I don’t take normal college graduation photos… pic.twitter.com/eI1NvLFYHs
— Brenna Spencer (@BrennaSpencer) April 7, 2018
The senior at the University of Tennessee, Chattanooga, wanted the photo to “show who I am as a person,” she told ABC News.
Spencer’s tweet prompted positive and negative responses from pro-gun users, some of whom took issue with her “brandishing a firearm for a photo shoot or showing it off to try and look cool.”
The public response has surprised her, Spencer said. “I did think that it would get a little attention but not to this degree,” she said. “It was really, really surprising to see the amount of hate that I got.”

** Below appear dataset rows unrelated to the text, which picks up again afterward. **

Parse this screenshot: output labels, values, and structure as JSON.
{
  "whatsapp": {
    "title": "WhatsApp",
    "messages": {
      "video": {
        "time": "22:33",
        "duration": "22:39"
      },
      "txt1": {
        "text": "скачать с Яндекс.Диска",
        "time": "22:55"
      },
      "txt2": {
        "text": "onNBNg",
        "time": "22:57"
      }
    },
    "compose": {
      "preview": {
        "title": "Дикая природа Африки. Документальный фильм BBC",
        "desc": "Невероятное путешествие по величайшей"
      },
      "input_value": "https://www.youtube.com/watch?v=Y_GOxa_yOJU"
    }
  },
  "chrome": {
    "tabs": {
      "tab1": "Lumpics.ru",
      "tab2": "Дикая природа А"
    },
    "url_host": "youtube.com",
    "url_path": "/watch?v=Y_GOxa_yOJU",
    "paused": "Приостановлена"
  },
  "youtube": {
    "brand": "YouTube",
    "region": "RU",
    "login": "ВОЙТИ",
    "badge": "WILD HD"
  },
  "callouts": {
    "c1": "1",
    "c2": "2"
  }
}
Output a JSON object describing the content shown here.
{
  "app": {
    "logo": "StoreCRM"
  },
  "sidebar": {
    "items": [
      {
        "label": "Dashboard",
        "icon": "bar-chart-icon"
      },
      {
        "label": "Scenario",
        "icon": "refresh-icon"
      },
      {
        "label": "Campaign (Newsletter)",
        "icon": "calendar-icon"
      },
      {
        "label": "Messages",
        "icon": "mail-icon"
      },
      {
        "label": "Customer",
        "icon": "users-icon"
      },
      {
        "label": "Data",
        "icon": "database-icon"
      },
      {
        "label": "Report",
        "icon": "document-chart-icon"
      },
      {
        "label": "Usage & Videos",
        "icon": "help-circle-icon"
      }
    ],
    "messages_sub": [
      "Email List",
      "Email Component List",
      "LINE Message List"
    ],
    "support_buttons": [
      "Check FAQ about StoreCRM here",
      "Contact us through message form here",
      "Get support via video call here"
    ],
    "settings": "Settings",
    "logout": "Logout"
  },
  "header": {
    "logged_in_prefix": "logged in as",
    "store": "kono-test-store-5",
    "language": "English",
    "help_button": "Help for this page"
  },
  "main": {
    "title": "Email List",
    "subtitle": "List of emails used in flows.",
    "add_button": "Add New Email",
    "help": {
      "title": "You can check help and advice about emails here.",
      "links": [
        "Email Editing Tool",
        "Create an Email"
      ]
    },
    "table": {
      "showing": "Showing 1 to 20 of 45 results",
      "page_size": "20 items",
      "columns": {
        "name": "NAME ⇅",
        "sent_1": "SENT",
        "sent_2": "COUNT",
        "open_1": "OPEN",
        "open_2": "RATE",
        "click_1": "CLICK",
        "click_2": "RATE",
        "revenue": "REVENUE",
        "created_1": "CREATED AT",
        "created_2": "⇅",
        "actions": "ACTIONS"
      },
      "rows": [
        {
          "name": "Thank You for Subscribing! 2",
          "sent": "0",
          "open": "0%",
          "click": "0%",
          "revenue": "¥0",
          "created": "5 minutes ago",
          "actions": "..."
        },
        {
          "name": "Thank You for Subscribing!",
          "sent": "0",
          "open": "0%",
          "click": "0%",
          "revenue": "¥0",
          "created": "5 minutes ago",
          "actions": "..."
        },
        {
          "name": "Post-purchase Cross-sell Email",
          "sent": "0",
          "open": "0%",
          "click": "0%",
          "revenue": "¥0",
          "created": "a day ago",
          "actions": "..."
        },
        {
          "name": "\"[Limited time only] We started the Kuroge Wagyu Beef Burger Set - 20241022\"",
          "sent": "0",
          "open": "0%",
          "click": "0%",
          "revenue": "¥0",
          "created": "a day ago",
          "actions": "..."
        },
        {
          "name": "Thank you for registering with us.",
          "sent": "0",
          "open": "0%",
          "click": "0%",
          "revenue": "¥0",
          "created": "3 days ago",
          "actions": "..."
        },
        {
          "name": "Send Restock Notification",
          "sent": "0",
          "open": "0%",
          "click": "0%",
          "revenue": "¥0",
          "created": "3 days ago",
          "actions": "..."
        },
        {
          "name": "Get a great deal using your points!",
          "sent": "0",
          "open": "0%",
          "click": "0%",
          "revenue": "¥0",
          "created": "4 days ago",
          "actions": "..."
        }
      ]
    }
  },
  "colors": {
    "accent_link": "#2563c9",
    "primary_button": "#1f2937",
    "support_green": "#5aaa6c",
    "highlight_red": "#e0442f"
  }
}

The news value of these exchanges is — without any other context — a little tough to see. Spencer’s tweet has gotten a significant response, but hardly overwhelming, with just shy of 100,000 responses and retweets combined. It’s not like Spencer’s getting ratio’d here either, with eight times as many likes and retweets than comments. Getting hate for supporting Trump (or practically anyone across the political spectrum) is nothing new either. Also, there are more than 16 million people with carry permits in the US as of the end of last year, so it’s not like this is some strange absurdity. Outside of the media bubble, concealed carry and self-defense is a fairly common occurrence.
However, give credit to ABC News for essentially reporting on its ubiquity and of Spencer’s reasonable pride in preparing for her own self-defense. Not only does the article not treat Spencer as an anthropological curiosity, ABC allows her to rebut criticisms thrown at her in ill-informed responses to her tweet. Sam Reilly reports on this in a straightforward manner, showing Spencer as a bright and poised near-graduate rather than portray her as an extremist, dangerous, or ignorant.
It’s too bad, of course, that we don’t get more of this kind of coverage about the reality of gun ownership and self-defense. If we did, this wouldn’t have been news at all. Thankfully, Brenna Spencer spoke up for herself this weekend, and when criticism arose, stuck to her guns, figuratively and literally. Well done all around, and maybe the final paragraph can get the attention of campus-carry activists like our friends Kimberly Corban and Antonia Okafor:
“I carry everywhere that I’m allowed to carry,” she said, which excludes her college campus.